To do =>
Output the whole listing again, exactly as it reads.

Source data =>
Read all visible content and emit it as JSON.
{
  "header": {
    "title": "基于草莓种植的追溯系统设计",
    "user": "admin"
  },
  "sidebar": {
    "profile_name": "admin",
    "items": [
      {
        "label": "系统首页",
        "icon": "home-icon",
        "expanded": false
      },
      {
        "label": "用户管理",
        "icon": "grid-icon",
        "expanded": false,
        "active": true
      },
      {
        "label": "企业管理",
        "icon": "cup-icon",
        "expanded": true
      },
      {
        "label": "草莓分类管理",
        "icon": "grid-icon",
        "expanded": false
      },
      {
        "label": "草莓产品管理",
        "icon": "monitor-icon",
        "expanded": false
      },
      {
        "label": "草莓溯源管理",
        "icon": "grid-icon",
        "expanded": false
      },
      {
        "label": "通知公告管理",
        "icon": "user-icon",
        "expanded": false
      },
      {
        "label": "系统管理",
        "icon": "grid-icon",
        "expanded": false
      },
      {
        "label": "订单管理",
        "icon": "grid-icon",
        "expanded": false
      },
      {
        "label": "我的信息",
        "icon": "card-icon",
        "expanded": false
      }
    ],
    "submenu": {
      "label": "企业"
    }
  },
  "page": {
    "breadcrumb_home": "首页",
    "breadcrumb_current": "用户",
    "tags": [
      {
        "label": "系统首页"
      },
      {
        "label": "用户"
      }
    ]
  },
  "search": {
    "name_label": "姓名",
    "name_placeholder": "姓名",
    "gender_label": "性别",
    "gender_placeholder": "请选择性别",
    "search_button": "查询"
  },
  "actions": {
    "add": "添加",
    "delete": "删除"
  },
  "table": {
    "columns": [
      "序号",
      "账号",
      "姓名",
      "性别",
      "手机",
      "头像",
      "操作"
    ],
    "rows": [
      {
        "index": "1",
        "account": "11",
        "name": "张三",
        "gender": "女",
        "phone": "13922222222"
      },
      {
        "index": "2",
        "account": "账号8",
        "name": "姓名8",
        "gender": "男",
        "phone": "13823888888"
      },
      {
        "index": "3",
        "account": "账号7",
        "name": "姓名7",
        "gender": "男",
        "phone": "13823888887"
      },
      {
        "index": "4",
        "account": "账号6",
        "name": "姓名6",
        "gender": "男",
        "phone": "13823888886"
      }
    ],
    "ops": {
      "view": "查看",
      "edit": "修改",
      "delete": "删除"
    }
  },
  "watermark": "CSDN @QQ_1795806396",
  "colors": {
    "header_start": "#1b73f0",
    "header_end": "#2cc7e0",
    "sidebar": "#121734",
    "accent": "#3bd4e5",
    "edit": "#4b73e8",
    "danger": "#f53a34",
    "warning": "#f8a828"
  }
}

Answer below =>
Read all visible content and emit it as JSON.
{
  "header": {
    "title": "基于草莓种植的追溯系统设计",
    "user": "admin"
  },
  "sidebar": {
    "profile_name": "admin",
    "items": [
      {
        "label": "系统首页",
        "icon": "home-icon",
        "expanded": false
      },
      {
        "label": "用户管理",
        "icon": "grid-icon",
        "expanded": false,
        "active": true
      },
      {
        "label": "企业管理",
        "icon": "cup-icon",
        "expanded": true
      },
      {
        "label": "草莓分类管理",
        "icon": "grid-icon",
        "expanded": false
      },
      {
        "label": "草莓产品管理",
        "icon": "monitor-icon",
        "expanded": false
      },
      {
        "label": "草莓溯源管理",
        "icon": "grid-icon",
        "expanded": false
      },
      {
        "label": "通知公告管理",
        "icon": "user-icon",
        "expanded": false
      },
      {
        "label": "系统管理",
        "icon": "grid-icon",
        "expanded": false
      },
      {
        "label": "订单管理",
        "icon": "grid-icon",
        "expanded": false
      },
      {
        "label": "我的信息",
        "icon": "card-icon",
        "expanded": false
      }
    ],
    "submenu": {
      "label": "企业"
    }
  },
  "page": {
    "breadcrumb_home": "首页",
    "breadcrumb_current": "用户",
    "tags": [
      {
        "label": "系统首页"
      },
      {
        "label": "用户"
      }
    ]
  },
  "search": {
    "name_label": "姓名",
    "name_placeholder": "姓名",
    "gender_label": "性别",
    "gender_placeholder": "请选择性别",
    "search_button": "查询"
  },
  "actions": {
    "add": "添加",
    "delete": "删除"
  },
  "table": {
    "columns": [
      "序号",
      "账号",
      "姓名",
      "性别",
      "手机",
      "头像",
      "操作"
    ],
    "rows": [
      {
        "index": "1",
        "account": "11",
        "name": "张三",
        "gender": "女",
        "phone": "13922222222"
      },
      {
        "index": "2",
        "account": "账号8",
        "name": "姓名8",
        "gender": "男",
        "phone": "13823888888"
      },
      {
        "index": "3",
        "account": "账号7",
        "name": "姓名7",
        "gender": "男",
        "phone": "13823888887"
      },
      {
        "index": "4",
        "account": "账号6",
        "name": "姓名6",
        "gender": "男",
        "phone": "13823888886"
      }
    ],
    "ops": {
      "view": "查看",
      "edit": "修改",
      "delete": "删除"
    }
  },
  "watermark": "CSDN @QQ_1795806396",
  "colors": {
    "header_start": "#1b73f0",
    "header_end": "#2cc7e0",
    "sidebar": "#121734",
    "accent": "#3bd4e5",
    "edit": "#4b73e8",
    "danger": "#f53a34",
    "warning": "#f8a828"
  }
}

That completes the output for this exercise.